  • A “warranted but precluded” finding is automatically recycled back through the 12-month process indefinitely until a result of either “not warranted” or “warranted” is determined.

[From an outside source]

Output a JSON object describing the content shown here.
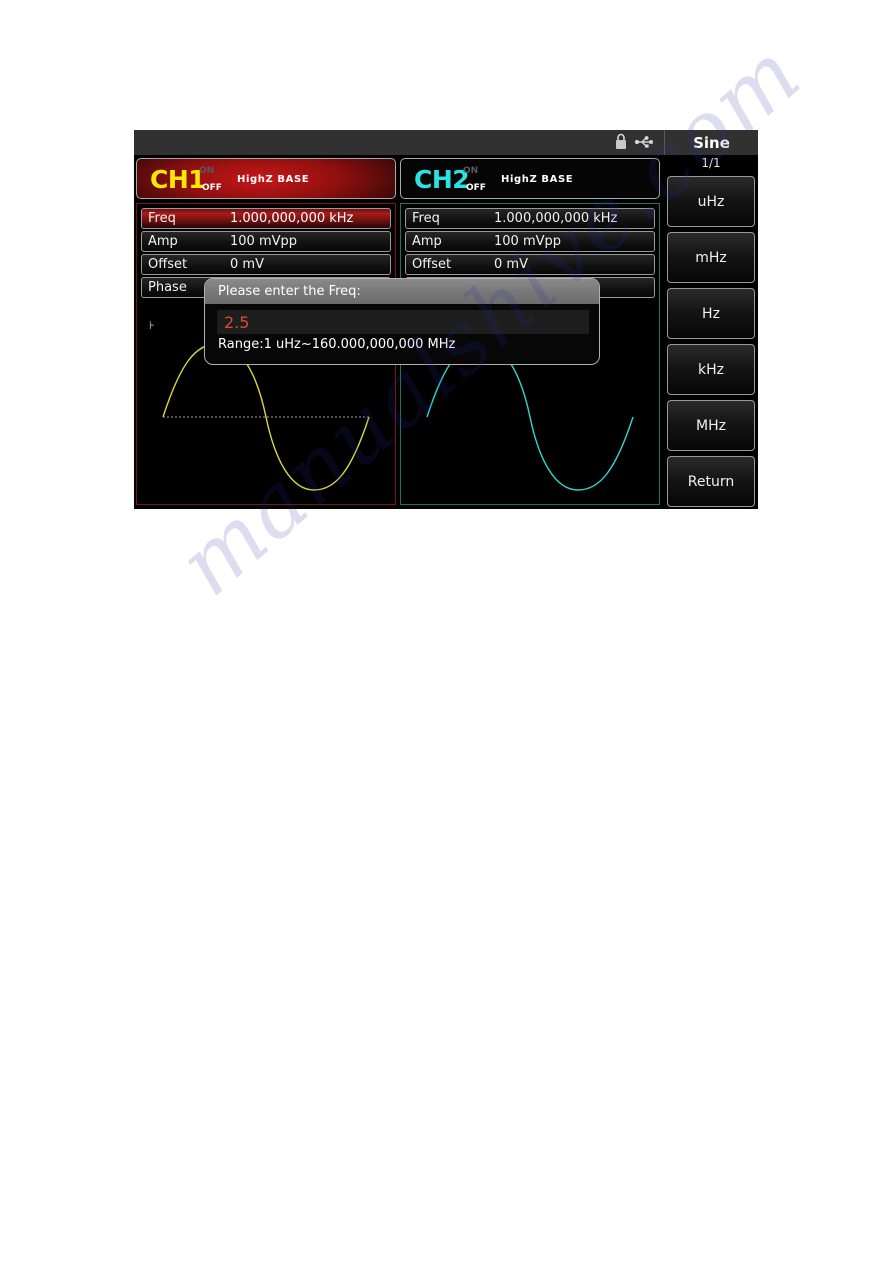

The agencies monitor the status of any “warranted but precluded” species.

3. The decision to actually list or reject the species is made within a year’s time.  If a decision has not been made within the year, an extension may be granted for up to six months.  Furthermore, listings can be grouped by category, according to similar geographies, threats, habitats, or taxonomy.

Opposition

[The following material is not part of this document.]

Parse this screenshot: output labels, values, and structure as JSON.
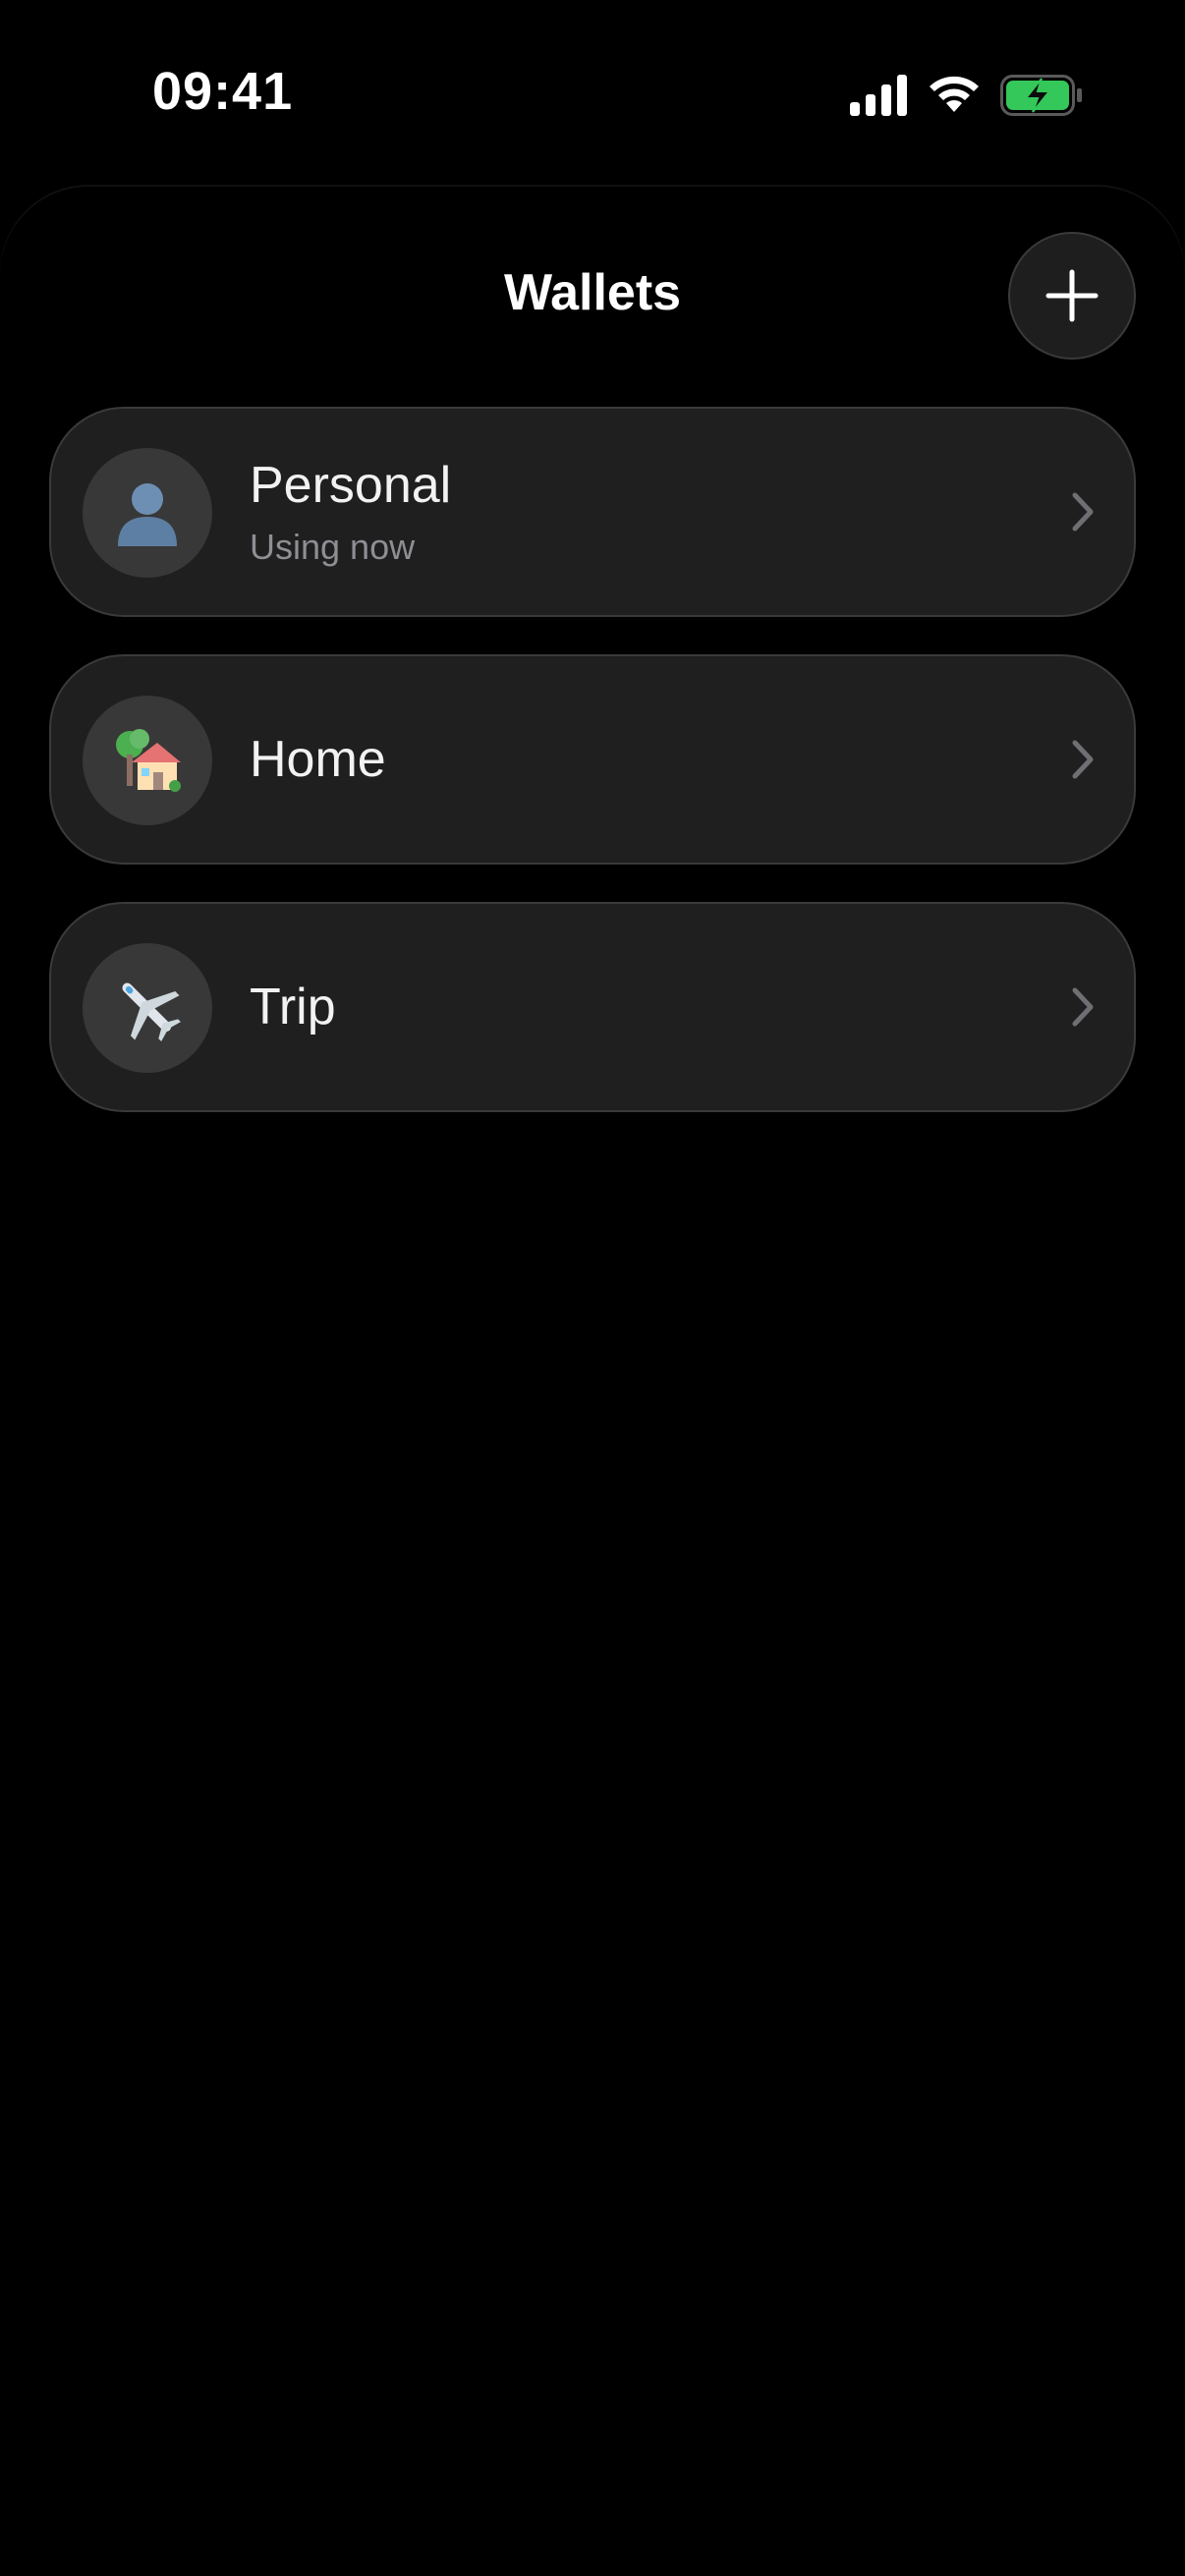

There are some who argue the benefits of conservation.  They maintain that the money spent on, and efforts put into, endangered species conservation is not worth the time.  However, the benefits are numerous.

In 2009 it was reported that more than fifty species have officially been delisted.  This speaks to the success of the conservation efforts.  Species that have recovered from the time they were placed on the endangered species list include:

  • Bald Eagle (increased from 417 to 11,040 pairs between 1963 and 2007); removed from list 2007
  • Whooping Crane (increased from 54 to 436 birds between 1967 and 2003)
  • Kirtland’s Warbler (increased from 210 to 1,415 pairs between 1971 and 2005)
  • Peregrine Falcon (increased from 324 to 1,700 pairs between 1975 and 2000); removed from list
  • Gray Wolf (populations increased dramatically in the Northern Rockies, Southwest, and Great Lakes)
  • Gray Whale (increased from 13,095 to 26,635 whales between 1968 and 1998); removed from list (Debated because whaling was banned before the ESA was set in place and that the ESA had nothing to do with the natural population increase since the cease of massive whaling [excluding Native American tribal whaling])
  • Grizzly bear (increased from about 271 to over 580 bears in the Yellowstone area between 1975 and 2005); removed from list 3/22/07
  • California’s Southern Sea Otter (increased from 1,789 in 1976 to 2,735 in 2005)
  • San Clemente Indian Paintbrush (increased from 500 plants in 1979 to more than 3,500 in 1997)
  • Red Wolf (increased from 17 in 1980 to 257 in 2003)
  • Florida’s Key Deer (increased from 200 in 1971 to 750 in 2001)
  • Big Bend Gambusia (increased from a couple dozen to a population of over 50,000)
  • Hawaiian Goose (increased from 400 birds in 1980 to 1,275 in 2003)
  • Virginia Big-Eared Bat (increased from 3,500 in 1979 to 18,442 in 2004)
  • Black-Footed Ferret (increased from 18 in 1986 to 600 in 2006)

However, to date, there are more than 1800 species that are still on the endangered species list.  These plants and animals need recovering.

Not only are the conservation efforts important for the species they help, they are important to mankind as well.

Many of the conservation efforts in the past have led to beneficial discoveries for humans.  An example of this is the preservation of the Pacific Yew.  The yew became a source of taxol, which has been found to be one of the strongest anti-cancer agents ever.

Every species on earth (and the ecosystems they perpetuate) work for the greater good of mankind.  They provide breathable air, food, clean water, clothing, medicine, building materials, fertile soils, transport, climate regulation, and spiritual values.